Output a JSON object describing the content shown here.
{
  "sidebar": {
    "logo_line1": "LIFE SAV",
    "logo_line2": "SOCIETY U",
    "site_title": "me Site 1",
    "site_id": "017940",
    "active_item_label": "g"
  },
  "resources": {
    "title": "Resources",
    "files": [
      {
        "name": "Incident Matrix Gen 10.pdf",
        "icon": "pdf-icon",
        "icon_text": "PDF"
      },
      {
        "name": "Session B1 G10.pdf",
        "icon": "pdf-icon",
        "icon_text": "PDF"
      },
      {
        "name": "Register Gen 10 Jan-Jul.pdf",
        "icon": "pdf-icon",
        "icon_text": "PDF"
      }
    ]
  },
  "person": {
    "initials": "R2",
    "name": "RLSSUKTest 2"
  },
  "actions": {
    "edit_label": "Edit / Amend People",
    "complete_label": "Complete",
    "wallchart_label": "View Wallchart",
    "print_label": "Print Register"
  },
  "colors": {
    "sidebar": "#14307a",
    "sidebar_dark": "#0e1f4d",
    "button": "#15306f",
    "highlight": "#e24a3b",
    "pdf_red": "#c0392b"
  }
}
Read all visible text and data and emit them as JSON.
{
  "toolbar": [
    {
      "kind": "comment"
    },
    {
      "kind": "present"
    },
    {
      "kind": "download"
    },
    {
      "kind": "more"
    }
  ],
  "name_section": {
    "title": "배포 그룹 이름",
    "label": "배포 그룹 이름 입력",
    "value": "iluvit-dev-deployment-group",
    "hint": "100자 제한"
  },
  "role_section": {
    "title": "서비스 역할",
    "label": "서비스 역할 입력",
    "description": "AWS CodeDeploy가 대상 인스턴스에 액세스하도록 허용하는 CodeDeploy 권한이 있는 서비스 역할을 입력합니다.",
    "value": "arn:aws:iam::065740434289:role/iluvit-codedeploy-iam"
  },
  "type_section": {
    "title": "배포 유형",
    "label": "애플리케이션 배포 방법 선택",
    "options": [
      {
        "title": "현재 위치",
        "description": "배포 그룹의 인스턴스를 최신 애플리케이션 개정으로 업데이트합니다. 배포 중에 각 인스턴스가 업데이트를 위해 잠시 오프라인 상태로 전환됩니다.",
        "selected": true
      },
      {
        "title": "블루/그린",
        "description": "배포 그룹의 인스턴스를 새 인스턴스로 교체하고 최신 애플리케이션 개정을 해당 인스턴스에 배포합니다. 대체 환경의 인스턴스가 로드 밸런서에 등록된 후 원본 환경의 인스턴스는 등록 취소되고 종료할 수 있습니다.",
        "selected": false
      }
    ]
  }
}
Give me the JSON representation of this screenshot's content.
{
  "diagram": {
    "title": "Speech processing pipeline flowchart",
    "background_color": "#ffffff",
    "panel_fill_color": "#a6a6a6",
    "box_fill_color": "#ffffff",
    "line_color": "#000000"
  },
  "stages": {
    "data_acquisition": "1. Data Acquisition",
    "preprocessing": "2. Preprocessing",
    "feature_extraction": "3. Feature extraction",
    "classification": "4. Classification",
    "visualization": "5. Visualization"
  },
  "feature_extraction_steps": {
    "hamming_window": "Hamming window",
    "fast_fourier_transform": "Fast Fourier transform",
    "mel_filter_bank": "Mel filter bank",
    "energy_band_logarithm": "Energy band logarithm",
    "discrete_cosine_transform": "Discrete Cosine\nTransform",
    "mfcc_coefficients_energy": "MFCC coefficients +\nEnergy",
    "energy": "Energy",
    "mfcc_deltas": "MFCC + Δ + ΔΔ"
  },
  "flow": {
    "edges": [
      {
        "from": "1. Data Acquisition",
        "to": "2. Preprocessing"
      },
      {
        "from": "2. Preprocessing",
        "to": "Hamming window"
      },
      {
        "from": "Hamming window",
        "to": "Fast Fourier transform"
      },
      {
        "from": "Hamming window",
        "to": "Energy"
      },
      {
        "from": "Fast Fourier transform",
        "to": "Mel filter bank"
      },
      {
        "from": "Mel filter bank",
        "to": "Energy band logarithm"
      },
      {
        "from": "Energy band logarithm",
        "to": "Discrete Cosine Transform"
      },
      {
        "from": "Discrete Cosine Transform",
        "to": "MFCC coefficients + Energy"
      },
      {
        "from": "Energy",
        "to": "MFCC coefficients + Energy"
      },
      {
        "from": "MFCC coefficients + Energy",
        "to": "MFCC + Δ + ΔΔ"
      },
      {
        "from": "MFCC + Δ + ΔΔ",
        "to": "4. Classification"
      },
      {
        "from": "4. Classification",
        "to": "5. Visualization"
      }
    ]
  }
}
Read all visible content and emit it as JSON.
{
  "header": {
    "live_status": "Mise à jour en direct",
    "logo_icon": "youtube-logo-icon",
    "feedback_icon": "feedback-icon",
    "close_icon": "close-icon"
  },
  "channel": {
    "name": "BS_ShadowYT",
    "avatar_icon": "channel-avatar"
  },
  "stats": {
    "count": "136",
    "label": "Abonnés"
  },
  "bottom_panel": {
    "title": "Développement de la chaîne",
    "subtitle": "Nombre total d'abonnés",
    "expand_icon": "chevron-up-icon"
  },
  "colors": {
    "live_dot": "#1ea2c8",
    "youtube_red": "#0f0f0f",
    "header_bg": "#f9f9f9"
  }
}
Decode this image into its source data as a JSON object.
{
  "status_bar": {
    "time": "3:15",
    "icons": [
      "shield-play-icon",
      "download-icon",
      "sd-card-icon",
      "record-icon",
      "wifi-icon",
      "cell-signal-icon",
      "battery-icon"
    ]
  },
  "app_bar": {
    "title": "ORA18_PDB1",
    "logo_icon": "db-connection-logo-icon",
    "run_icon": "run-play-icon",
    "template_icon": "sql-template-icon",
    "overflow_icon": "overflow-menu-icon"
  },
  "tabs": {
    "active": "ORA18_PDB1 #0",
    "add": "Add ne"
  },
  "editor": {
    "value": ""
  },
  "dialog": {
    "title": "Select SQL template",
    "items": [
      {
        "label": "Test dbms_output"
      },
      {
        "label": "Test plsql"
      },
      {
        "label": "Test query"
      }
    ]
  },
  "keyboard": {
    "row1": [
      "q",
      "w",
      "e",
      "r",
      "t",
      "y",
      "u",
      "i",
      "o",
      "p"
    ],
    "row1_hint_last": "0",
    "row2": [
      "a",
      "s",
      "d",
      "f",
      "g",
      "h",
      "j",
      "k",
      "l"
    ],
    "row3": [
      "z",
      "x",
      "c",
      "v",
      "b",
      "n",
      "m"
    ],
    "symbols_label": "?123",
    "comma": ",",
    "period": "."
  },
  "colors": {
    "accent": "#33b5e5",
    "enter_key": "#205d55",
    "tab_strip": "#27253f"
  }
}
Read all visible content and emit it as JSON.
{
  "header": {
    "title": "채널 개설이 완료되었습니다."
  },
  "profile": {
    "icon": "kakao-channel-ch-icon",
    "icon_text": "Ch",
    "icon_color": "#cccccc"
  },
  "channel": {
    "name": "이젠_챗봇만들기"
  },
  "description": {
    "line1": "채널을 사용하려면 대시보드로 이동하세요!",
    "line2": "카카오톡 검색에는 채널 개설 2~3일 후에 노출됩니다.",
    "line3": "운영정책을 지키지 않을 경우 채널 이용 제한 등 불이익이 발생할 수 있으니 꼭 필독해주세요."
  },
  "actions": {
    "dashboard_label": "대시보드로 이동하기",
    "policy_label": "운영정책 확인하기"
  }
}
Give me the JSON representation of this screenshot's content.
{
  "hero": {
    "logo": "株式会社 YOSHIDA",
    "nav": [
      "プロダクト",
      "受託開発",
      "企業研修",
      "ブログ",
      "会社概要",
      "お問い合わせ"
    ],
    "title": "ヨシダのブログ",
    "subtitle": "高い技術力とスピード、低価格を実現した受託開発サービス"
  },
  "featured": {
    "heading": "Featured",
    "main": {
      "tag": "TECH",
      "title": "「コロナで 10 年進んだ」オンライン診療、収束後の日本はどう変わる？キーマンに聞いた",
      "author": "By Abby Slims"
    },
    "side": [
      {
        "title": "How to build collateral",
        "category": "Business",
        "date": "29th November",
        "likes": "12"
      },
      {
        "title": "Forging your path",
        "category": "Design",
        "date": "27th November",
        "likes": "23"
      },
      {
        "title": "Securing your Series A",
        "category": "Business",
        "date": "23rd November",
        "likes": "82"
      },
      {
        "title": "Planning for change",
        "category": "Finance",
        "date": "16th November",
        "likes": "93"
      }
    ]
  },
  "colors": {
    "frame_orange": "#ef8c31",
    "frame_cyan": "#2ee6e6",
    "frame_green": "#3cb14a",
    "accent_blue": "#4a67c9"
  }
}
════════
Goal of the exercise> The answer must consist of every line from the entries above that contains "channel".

Solution>
  "channel": {
    "avatar_icon": "channel-avatar"
    "icon": "kakao-channel-ch-icon",
  "channel": {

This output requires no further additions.